Hope for a COVID-free 2021 season so this 68-year-old Brit enthusiast can put some miles on this fine machine!

>>>> Click here to see a big picture of this bike [400 kb] <<<<

I have a long relationship with OIF BSAs, having owned a 1972 B50SS since 1974. The OIF 650s use the same brakes and virtually the same front end and electrics as the B50. Overall engine architecture is the same as well, so when a 650 presented itself I snapped it up despite its tragic run-til-it-quit condition, complete with bent forks and bodge-job repairs by the former owner.

With help from BCS and others, I performed a nuts-and-bolts rebuild on the bike. The folks at BCS are encylopedias of Britbike knowledge and could answer any question I had. I like the dove gray because nearly every other bike on the road has a black frame. It certainly highlights oil leaks! The bare frame weighs just 35 pounds and is very well designed, although the engineers left "only just enough" space in several places for assembly and to apply wrenches, so some operations require careful consideration and patience.

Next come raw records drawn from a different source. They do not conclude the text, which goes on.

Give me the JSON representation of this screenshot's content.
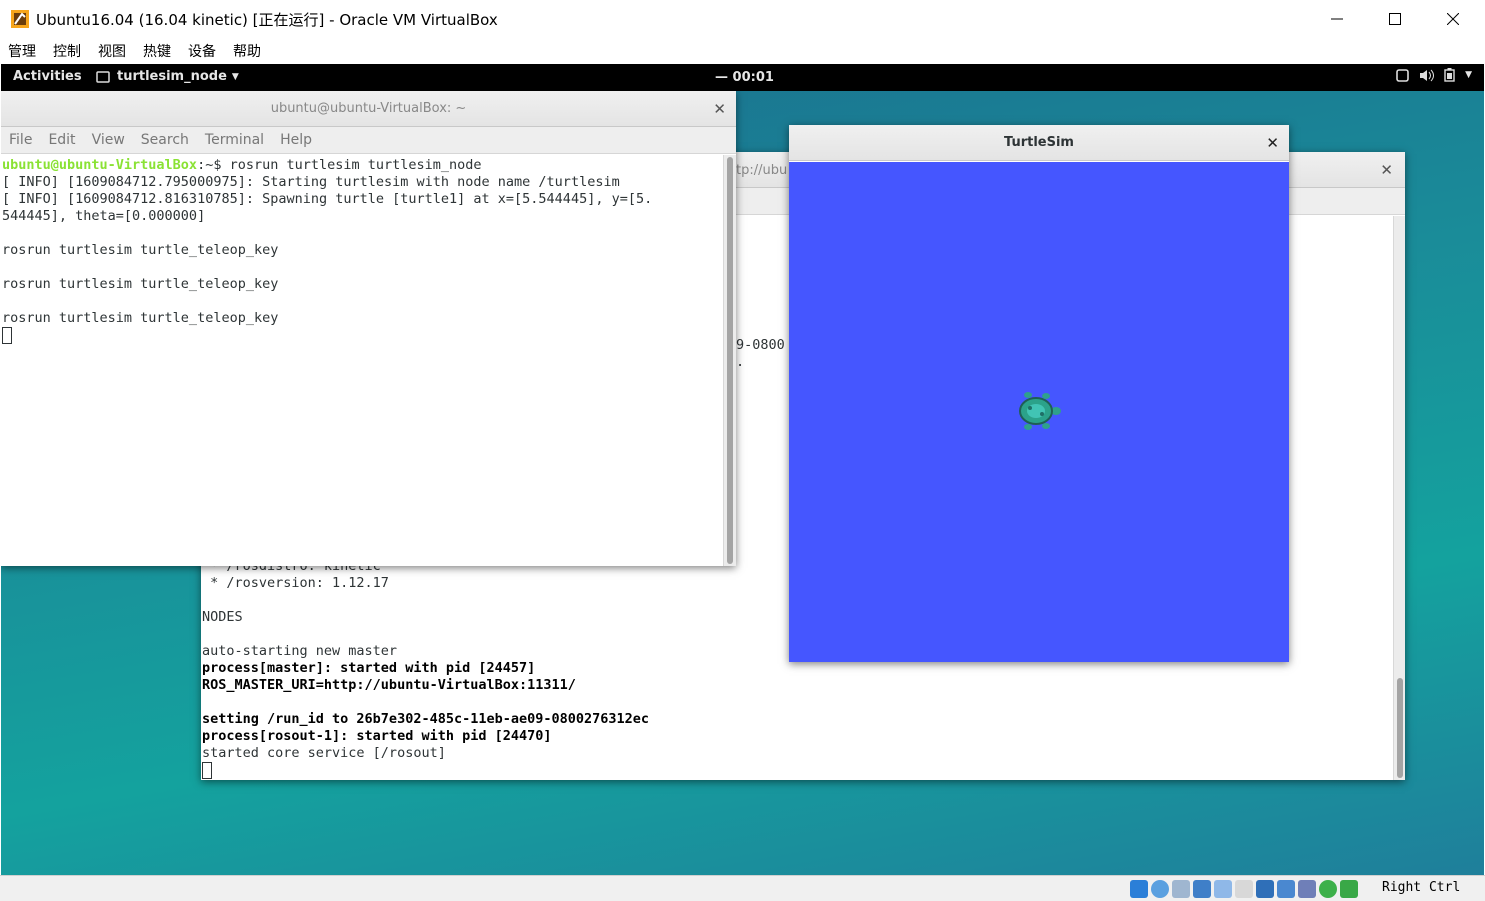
{
  "host": {
    "title": "Ubuntu16.04 (16.04 kinetic) [正在运行] - Oracle VM VirtualBox",
    "menu": [
      "管理",
      "控制",
      "视图",
      "热键",
      "设备",
      "帮助"
    ],
    "host_key": "Right Ctrl"
  },
  "topbar": {
    "activities": "Activities",
    "app_name": "turtlesim_node",
    "clock": "00:01"
  },
  "term1": {
    "title": "ubuntu@ubuntu-VirtualBox: ~",
    "menu": [
      "File",
      "Edit",
      "View",
      "Search",
      "Terminal",
      "Help"
    ],
    "prompt_user": "ubuntu@ubuntu-VirtualBox",
    "prompt_rest": ":~$ rosrun turtlesim turtlesim_node",
    "lines": [
      "[ INFO] [1609084712.795000975]: Starting turtlesim with node name /turtlesim",
      "[ INFO] [1609084712.816310785]: Spawning turtle [turtle1] at x=[5.544445], y=[5.",
      "544445], theta=[0.000000]",
      "",
      "rosrun turtlesim turtle_teleop_key",
      "",
      "rosrun turtlesim turtle_teleop_key",
      "",
      "rosrun turtlesim turtle_teleop_key"
    ]
  },
  "term2": {
    "title_fragment": "tp://ubu",
    "frag_lines": [
      "9-0800",
      "."
    ],
    "lines_normal_top": [
      " * /rosdistro: kinetic",
      " * /rosversion: 1.12.17",
      "",
      "NODES",
      "",
      "auto-starting new master"
    ],
    "lines_bold": [
      "process[master]: started with pid [24457]",
      "ROS_MASTER_URI=http://ubuntu-VirtualBox:11311/",
      "",
      "setting /run_id to 26b7e302-485c-11eb-ae09-0800276312ec",
      "process[rosout-1]: started with pid [24470]"
    ],
    "last_line": "started core service [/rosout]"
  },
  "turtlesim": {
    "title": "TurtleSim",
    "bg_color": "#4556ff"
  }
}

With electronic ignition, solid-state voltage regulator/rectifier and Amal Premier carburetor the rebuilt/hot-rodded motor fired up on the first kick -- I nearly fell off! -- and is a strong runner. Once I learned its particular starting procedure (very different from the B50) I find it starts easily, although unlike the B50 it is quite cold-blooded and must warm up for several minutes of careful riding until it runs properly.

As for the mufflers, I bought them at a farm-supply store for $17 each. The bike had useless shorty mufflers on rusted aftermarket exhaust pipes so I stripped off the chrome using an angle grinder with abrasive discs, and fabricated the rest from an old dinette set my neighbor threw out. Those exhaust tips are part of the dinette's legs. As the bare steel heats up and discolors, I rub it with steel wool and automatic-transmission fluid; over time this yields a fairly durable satin-black finish when the steel is allowed to rust between applications. I fabricated all clamps, mounts and hangers from hardware-store stock. This all saved me some $400 in exhaust costs.

However, my wife and neighbors tell me those tractor mufflers are "unsociable" to say the least ( wear foam ear plugs when riding so I couldn't tell). Even my fellow members of the Chicago Norton Owners Club thought it was a bit loud when we took a color ride last October. Accordingly, I bought a length of 1-1/2" exhaust pipe and am fabricating a pair of Brooklands-style "silencers" with double-reverse flow that should make it more acceptable (but no fishtails; that would be too over the top). I'll send a report and pictures when they're installed and the bike is running next season.

Thank you!